ACTION ITEM:
What is needed is a single figure: how many lines of the records below contain the word "your".

MATERIAL PROVIDED:

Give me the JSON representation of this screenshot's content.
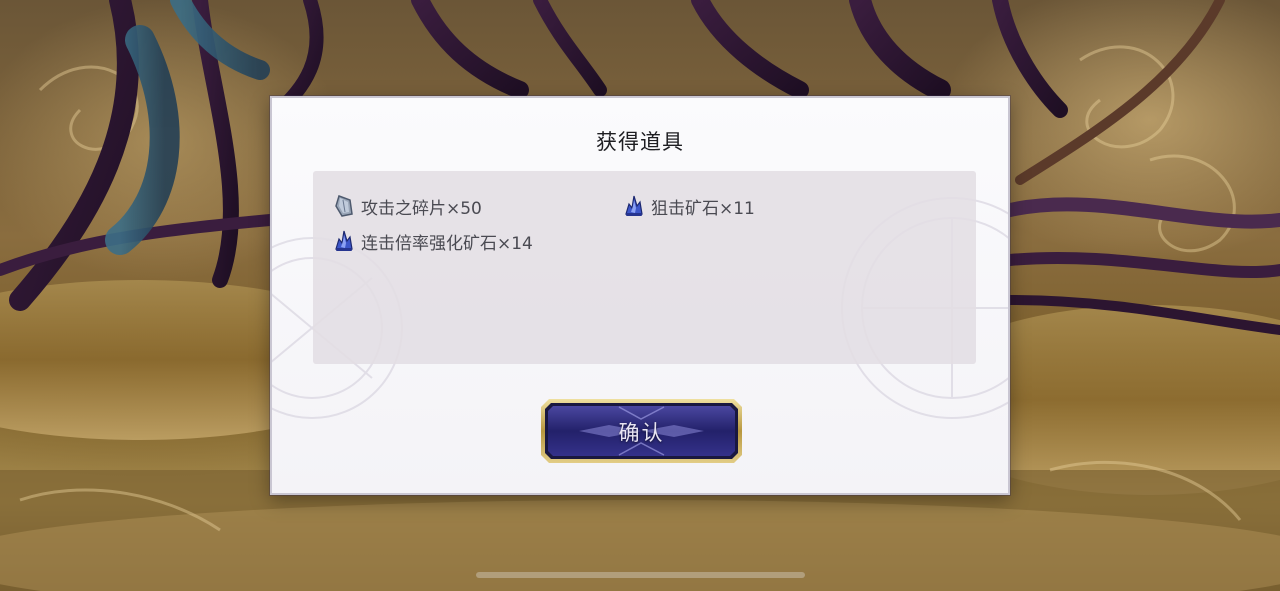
{
  "dialog": {
    "title": "获得道具",
    "items": [
      {
        "label": "攻击之碎片×50",
        "icon": "attack-shard-icon"
      },
      {
        "label": "狙击矿石×11",
        "icon": "snipe-ore-icon"
      },
      {
        "label": "连击倍率强化矿石×14",
        "icon": "combo-ore-icon"
      }
    ],
    "confirm_label": "确认"
  },
  "colors": {
    "panel_bg": "#e2dee4",
    "button_face": "#2b2a6e",
    "button_border": "#c9b36a"
  }
}
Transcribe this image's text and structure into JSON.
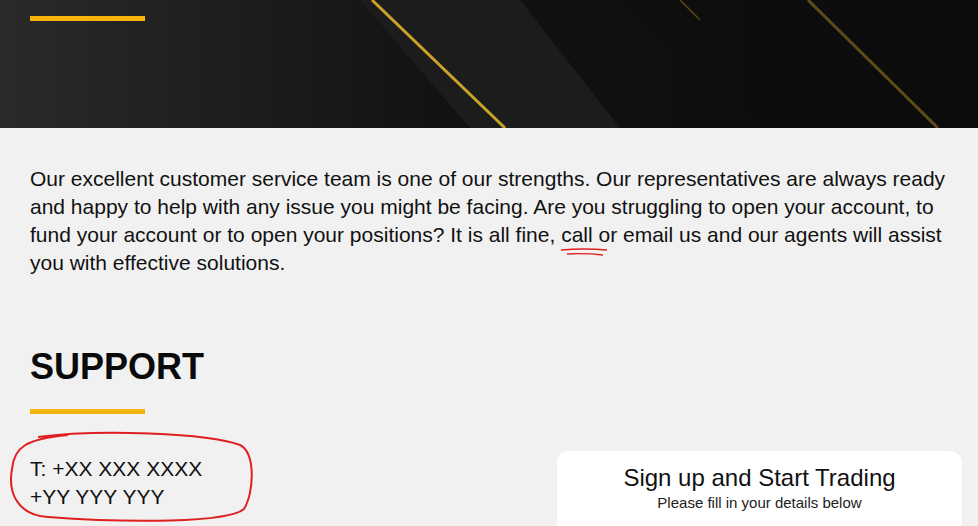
{
  "intro": {
    "before": "Our excellent customer service team is one of our strengths. Our representatives are always ready and happy to help with any issue you might be facing. Are you struggling to open your account, to fund your account or to open your positions? It is all fine, ",
    "highlight": {
      "text": "call",
      "marked": true
    },
    "after": " or email us and our agents will assist you with effective solutions."
  },
  "support": {
    "heading": "SUPPORT",
    "phones": [
      "T: +XX XXX XXXX",
      "+YY YYY YYY"
    ],
    "circled": true
  },
  "signup": {
    "title": "Sign up and Start Trading",
    "subtitle": "Please fill in your details below"
  }
}
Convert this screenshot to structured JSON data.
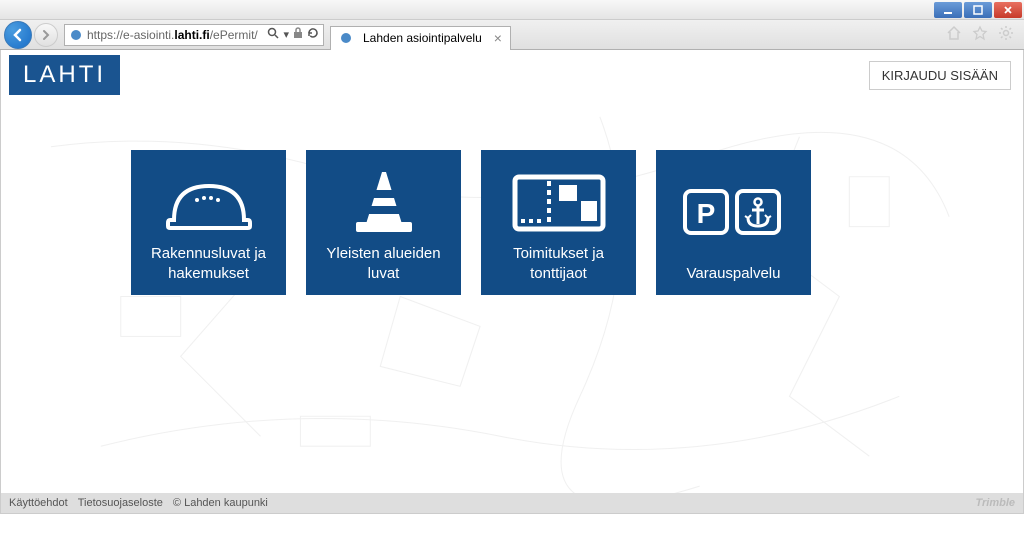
{
  "window": {
    "min_tooltip": "Minimize",
    "max_tooltip": "Maximize",
    "close_tooltip": "Close"
  },
  "browser": {
    "url_prefix": "https://e-asiointi.",
    "url_host": "lahti.fi",
    "url_path": "/ePermit/",
    "tab_title": "Lahden asiointipalvelu"
  },
  "header": {
    "logo_text": "LAHTI",
    "login_label": "KIRJAUDU SISÄÄN"
  },
  "tiles": [
    {
      "label": "Rakennusluvat ja hakemukset"
    },
    {
      "label": "Yleisten alueiden luvat"
    },
    {
      "label": "Toimitukset ja tonttijaot"
    },
    {
      "label": "Varauspalvelu"
    }
  ],
  "footer": {
    "terms": "Käyttöehdot",
    "privacy": "Tietosuojaseloste",
    "copyright": "© Lahden kaupunki",
    "brand": "Trimble"
  }
}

EXERCISE OUTPUT:
2